Blood clots occur when blood components thicken and form semisolid masses. They help reduce bleeding from an injury site. However, it is a severe health issue if clots form for no reason. Unnecessary blood clots can lead to severe complications like stroke and heart attack. Therefore, one must recognize their onset and see a healthcare professional for guidance. This post lists nine symptoms of blood clots, providing valuable insights for individuals to safeguard their health.
A prominent indicator of a blood clot is swelling in a specific area of the body. The swelling often occurs in the legs, causing pain, tenderness, and a feeling of heaviness. It can be pronounced and make fitting into shoes or clothes difficult. Individuals may also observe redness or discoloration in the affected region.
Pain or tenderness
Persistent, unexplained pain or tenderness, especially in the legs or arms, could indicate a clot. The discomfort may worsen when standing or walking. Moreover, it may sometimes be accompanied by a throbbing sensation. The pain often feels deep and does not subside with rest or remedies.
Skin color changes, particularly in the affected area, can point toward a blood clot. The skin may appear reddish or bluish, indicating compromised blood flow. In some cases, the skin may feel warm to the touch. These changes result from poor circulation in the area around the clot.
Shortness of breath
Blood clots in the lungs, known as pulmonary embolisms, can lead to sudden and severe shortness of breath.
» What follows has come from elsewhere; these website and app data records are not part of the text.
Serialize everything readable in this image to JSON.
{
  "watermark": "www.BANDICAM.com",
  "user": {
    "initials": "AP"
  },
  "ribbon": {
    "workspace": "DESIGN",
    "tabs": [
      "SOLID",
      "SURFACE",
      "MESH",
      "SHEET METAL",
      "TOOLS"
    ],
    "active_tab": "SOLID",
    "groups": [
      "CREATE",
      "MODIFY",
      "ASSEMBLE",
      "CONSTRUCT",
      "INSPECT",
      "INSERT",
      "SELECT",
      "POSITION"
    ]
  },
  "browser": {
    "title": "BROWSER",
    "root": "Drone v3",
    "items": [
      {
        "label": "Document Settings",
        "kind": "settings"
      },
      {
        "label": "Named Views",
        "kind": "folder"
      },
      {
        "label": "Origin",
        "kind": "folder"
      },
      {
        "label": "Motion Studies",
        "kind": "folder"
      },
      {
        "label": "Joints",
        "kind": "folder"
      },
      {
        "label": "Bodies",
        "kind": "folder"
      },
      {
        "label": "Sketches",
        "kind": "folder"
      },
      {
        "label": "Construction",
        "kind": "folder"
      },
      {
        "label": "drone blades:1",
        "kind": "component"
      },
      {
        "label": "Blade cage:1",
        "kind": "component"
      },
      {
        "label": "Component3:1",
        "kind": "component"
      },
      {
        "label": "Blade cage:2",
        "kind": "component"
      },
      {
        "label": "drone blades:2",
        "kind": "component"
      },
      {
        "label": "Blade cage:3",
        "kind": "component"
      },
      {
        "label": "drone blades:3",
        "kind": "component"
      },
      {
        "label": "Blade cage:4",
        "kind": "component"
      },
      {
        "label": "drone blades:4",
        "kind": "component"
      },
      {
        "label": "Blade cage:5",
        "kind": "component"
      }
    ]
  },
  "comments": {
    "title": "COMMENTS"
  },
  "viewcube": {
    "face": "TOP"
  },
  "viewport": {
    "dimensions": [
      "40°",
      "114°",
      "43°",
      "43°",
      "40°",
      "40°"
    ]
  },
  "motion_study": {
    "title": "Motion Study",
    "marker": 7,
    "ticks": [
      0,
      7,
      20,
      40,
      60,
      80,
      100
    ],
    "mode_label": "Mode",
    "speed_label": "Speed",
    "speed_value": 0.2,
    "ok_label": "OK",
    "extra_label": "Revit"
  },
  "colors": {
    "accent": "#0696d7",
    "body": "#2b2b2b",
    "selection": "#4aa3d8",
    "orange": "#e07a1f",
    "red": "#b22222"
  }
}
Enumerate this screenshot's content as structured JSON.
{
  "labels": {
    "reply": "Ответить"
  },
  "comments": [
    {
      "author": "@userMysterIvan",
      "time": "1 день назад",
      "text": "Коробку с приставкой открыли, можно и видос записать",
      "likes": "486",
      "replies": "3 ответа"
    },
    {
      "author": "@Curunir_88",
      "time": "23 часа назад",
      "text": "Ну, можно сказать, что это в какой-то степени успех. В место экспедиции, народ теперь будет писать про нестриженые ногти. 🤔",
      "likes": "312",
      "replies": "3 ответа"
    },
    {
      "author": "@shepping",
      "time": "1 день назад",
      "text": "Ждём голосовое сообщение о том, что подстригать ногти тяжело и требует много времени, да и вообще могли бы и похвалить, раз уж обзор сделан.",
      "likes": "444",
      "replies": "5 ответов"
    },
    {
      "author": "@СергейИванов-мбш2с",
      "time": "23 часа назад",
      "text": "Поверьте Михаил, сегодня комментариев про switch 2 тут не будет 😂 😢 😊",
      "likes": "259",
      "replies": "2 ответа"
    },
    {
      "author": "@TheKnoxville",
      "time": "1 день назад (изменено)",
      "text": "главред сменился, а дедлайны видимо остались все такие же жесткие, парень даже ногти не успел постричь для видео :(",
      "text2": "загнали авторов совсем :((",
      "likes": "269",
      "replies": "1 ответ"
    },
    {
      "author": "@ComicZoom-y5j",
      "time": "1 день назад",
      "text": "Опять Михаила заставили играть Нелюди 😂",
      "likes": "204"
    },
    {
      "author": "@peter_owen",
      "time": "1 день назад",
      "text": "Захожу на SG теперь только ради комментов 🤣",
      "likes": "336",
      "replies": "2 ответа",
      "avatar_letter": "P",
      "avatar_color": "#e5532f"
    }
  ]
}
This symptom should never be ignored, as it may be life-threatening; one should consult an expert immediately for evaluation and guidance. Shortness of breath may sometimes be accompanied by chest tightness or pain while taking deep breaths.
Chest pain, often accompanied by rapid breathing and a feeling of tightness, can be a symptom of a blood clot in the lungs. Individuals should seek healthcare attention promptly if they experience such discomfort. The pain may worsen with deep breathing, coughing, or swallowing.
A sudden increase in heart rate, especially when accompanied by other signs like chest pain or shortness of breath, may indicate pulmonary embolism. It requires immediate evaluation by a healthcare professional. When the blood clots, the heart must work harder to compensate for the decreased oxygen levels in the bloodstream.
Coughing up blood
Clots in the lungs can lead to coughing, particularly if they irritate the organ’s tissue. If someone coughs up blood or experiences persistent coughing, seeking attention is imperative. Coughing up blood, known as hemoptysis, can point toward pulmonary embolism.
Unexplained and extreme fatigue, especially in conjunction with other symptoms, may signal a blood clot. Fatigue occurs even without strenuous activity and may persist despite rest.
Fever and sweating
Some people with blood clots may experience fever and excessive sweating. These symptoms occur when the body treats the clot as a foreign object.
If anyone experiences these symptoms or suspects a blood clot, seeking immediate attention is crucial. Patients can mitigate the risks with prompt action, potentially preventing more serious complications.